At the opposite end of the spectrum from the draconian policy falls this lenient policy to accept late work with no penalty and without any excuses or documentation for why the work is late. This type of policy may be most appropriate in upper division courses or courses with smaller enrollments. Faculty would be advised to think carefully about implementing this type of policy in larger, lower division courses. An absence of penalties for late work may quickly cascade into numerous assignments submitted after the due date and significant extra work for you.

No Policy

Some instructors intentionally do not establish a policy for late work. The absence of a policy serves two purposes: (a) it sends the message that the instructor expects all work to be submitted on time and (b) provides the instructor with maximum flexibility for dealing with cases of lateness as they arise. Such non-policies are rare, especially among larger and introductory courses, and the instructor who uses them should be prepared to deal with a wide range of excuses that may be difficult to navigate with consistency and fairness.

Late Adds

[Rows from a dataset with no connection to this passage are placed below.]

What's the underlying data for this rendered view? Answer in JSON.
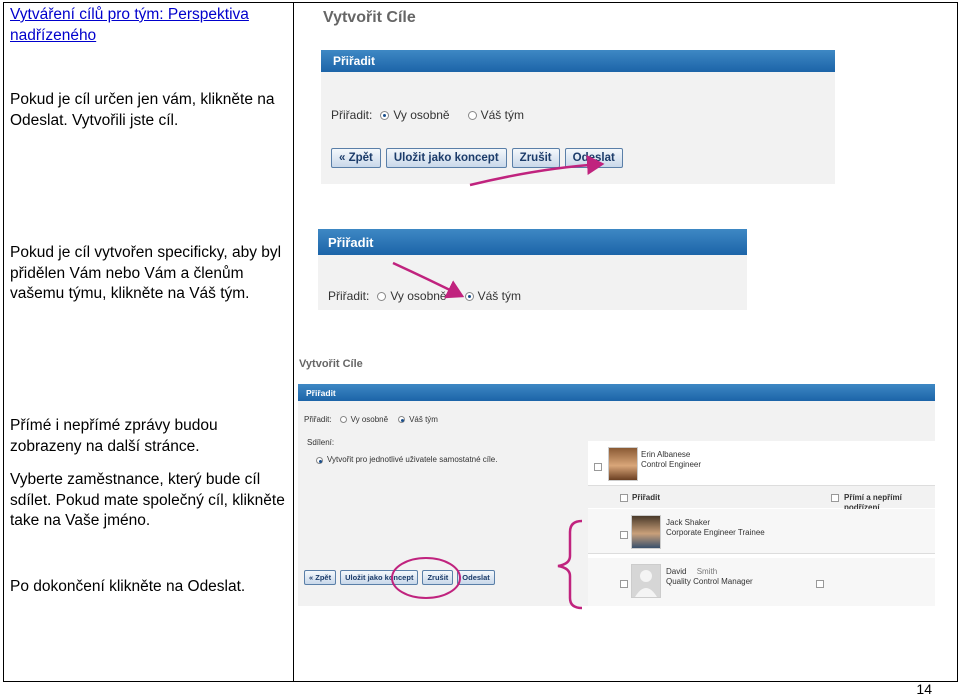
{
  "left": {
    "title": "Vytváření cílů pro tým: Perspektiva nadřízeného",
    "p1": "Pokud je cíl určen jen vám, klikněte na Odeslat.  Vytvořili jste cíl.",
    "p2": "Pokud je cíl vytvořen specificky, aby byl přidělen Vám nebo Vám a členům vašemu týmu, klikněte na Váš tým.",
    "p3": "Přímé i nepřímé zprávy budou zobrazeny na další stránce.",
    "p4": "Vyberte zaměstnance, který bude cíl sdílet. Pokud mate společný cíl, klikněte take na Vaše jméno.",
    "p5": "Po dokončení klikněte na Odeslat."
  },
  "shot1": {
    "heading": "Vytvořit Cíle",
    "bar": "Přiřadit",
    "assign_label": "Přiřadit:",
    "opt_personal": "Vy osobně",
    "opt_team": "Váš tým",
    "buttons": [
      "« Zpět",
      "Uložit jako koncept",
      "Zrušit",
      "Odeslat"
    ]
  },
  "shot2": {
    "bar": "Přiřadit",
    "assign_label": "Přiřadit:",
    "opt_personal": "Vy osobně",
    "opt_team": "Váš tým"
  },
  "shot3": {
    "heading": "Vytvořit Cíle",
    "bar": "Přiřadit",
    "assign_label": "Přiřadit:",
    "opt_personal": "Vy osobně",
    "opt_team": "Váš tým",
    "share_label": "Sdílení:",
    "share_option": "Vytvořit pro jednotlivé uživatele samostatné cíle.",
    "col_assign": "Přiřadit",
    "col_reports": "Přímí a nepřímí podřízení",
    "people": [
      {
        "name": "Erin Albanese",
        "role": "Control Engineer"
      },
      {
        "name": "Jack Shaker",
        "role": "Corporate Engineer Trainee"
      },
      {
        "name": "David",
        "surname": "Smith",
        "role": "Quality Control Manager"
      }
    ],
    "buttons": [
      "« Zpět",
      "Uložit jako koncept",
      "Zrušit",
      "Odeslat"
    ]
  },
  "page_number": "14",
  "colors": {
    "accent": "#1c64a8",
    "annotation": "#c0237e"
  }
}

A slightly different, but related, issue concerns work a student has missed due to adding into a course after classes have begun. Because UNC Charlotte’s drop/add deadline comes during the second week of each semester, it is possible students may miss up to four classes at the beginning of the semester before enrolling in the course. This situation is difficult in courses with multiple graded assignments early in the semester, as we are strongly encouraged to employ by the administration. The undergraduate and graduate catalogs both state that “students are expected…to complete all of the course requirements.” We interpret this to include the assignments that occurred after the semester began and before a student added into the course.

Late Financial Aid

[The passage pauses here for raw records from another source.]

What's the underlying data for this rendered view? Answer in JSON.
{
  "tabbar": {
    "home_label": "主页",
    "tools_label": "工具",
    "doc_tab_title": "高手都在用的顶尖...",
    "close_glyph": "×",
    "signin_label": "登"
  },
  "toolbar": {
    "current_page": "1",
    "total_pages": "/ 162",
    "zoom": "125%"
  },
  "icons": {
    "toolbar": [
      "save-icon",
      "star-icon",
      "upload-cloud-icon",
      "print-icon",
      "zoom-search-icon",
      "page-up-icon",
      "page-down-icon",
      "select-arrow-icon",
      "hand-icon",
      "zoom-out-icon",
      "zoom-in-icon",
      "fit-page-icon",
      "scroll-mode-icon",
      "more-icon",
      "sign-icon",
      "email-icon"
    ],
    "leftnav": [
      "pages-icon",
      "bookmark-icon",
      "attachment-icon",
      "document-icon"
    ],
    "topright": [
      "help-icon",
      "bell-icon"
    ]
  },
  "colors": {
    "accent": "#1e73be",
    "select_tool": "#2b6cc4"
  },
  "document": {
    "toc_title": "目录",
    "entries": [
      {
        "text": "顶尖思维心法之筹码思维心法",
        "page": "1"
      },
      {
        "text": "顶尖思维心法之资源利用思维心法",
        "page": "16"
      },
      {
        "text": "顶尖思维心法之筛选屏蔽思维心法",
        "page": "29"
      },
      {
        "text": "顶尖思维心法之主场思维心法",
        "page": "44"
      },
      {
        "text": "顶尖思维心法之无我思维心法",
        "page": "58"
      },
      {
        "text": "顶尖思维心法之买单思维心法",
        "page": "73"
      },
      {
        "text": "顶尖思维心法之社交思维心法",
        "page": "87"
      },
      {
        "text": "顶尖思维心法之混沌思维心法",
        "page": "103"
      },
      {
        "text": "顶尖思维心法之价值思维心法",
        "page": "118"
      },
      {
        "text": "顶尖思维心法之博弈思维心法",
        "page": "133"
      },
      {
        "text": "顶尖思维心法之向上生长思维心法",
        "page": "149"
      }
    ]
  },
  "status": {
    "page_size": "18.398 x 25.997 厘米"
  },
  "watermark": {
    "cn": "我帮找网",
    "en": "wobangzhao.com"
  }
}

Occasionally students will claim that their financial aid is late and they do not have the means to purchase books, software, or website accounts needed to complete graded assignments at the start of the semester. The University’s Financial Aid Office does not provide formal guidance on this issue, but our sources in that office tell us that it is an exceptionally rare case that a student who completes the necessary paperwork on time does not receive the appropriate aid within the first few days of the semester. Furthermore, the Financial Aid Office offers short term loans to students while their aid is being processed.

Many publishers are willing to offer temporary access to ebooks, software, and websites for students who are shopping around for classes in the first few weeks or need a little more time to make their payments. You may find it helpful to make this point to students when discussing the syllabus on the first day of class. In short, delayed financial aid is most likely the result of a delay on the part of the student and can usually be dealt with through some fairly easy solutions.


Every instructor at the University must make decisions about whether or not to accept late work and whether to grade late work any differently than work that was submitted on time. You have a great degree of freedom to choose the policy that suits your circumstances best, but the key to success lies in communicating both the policies and the rationale behind such policies to your students. The better prepared you are to explain a late work policy and answer questions about students’ particular situations the more confidence students will have in your ability to manage and direct a course.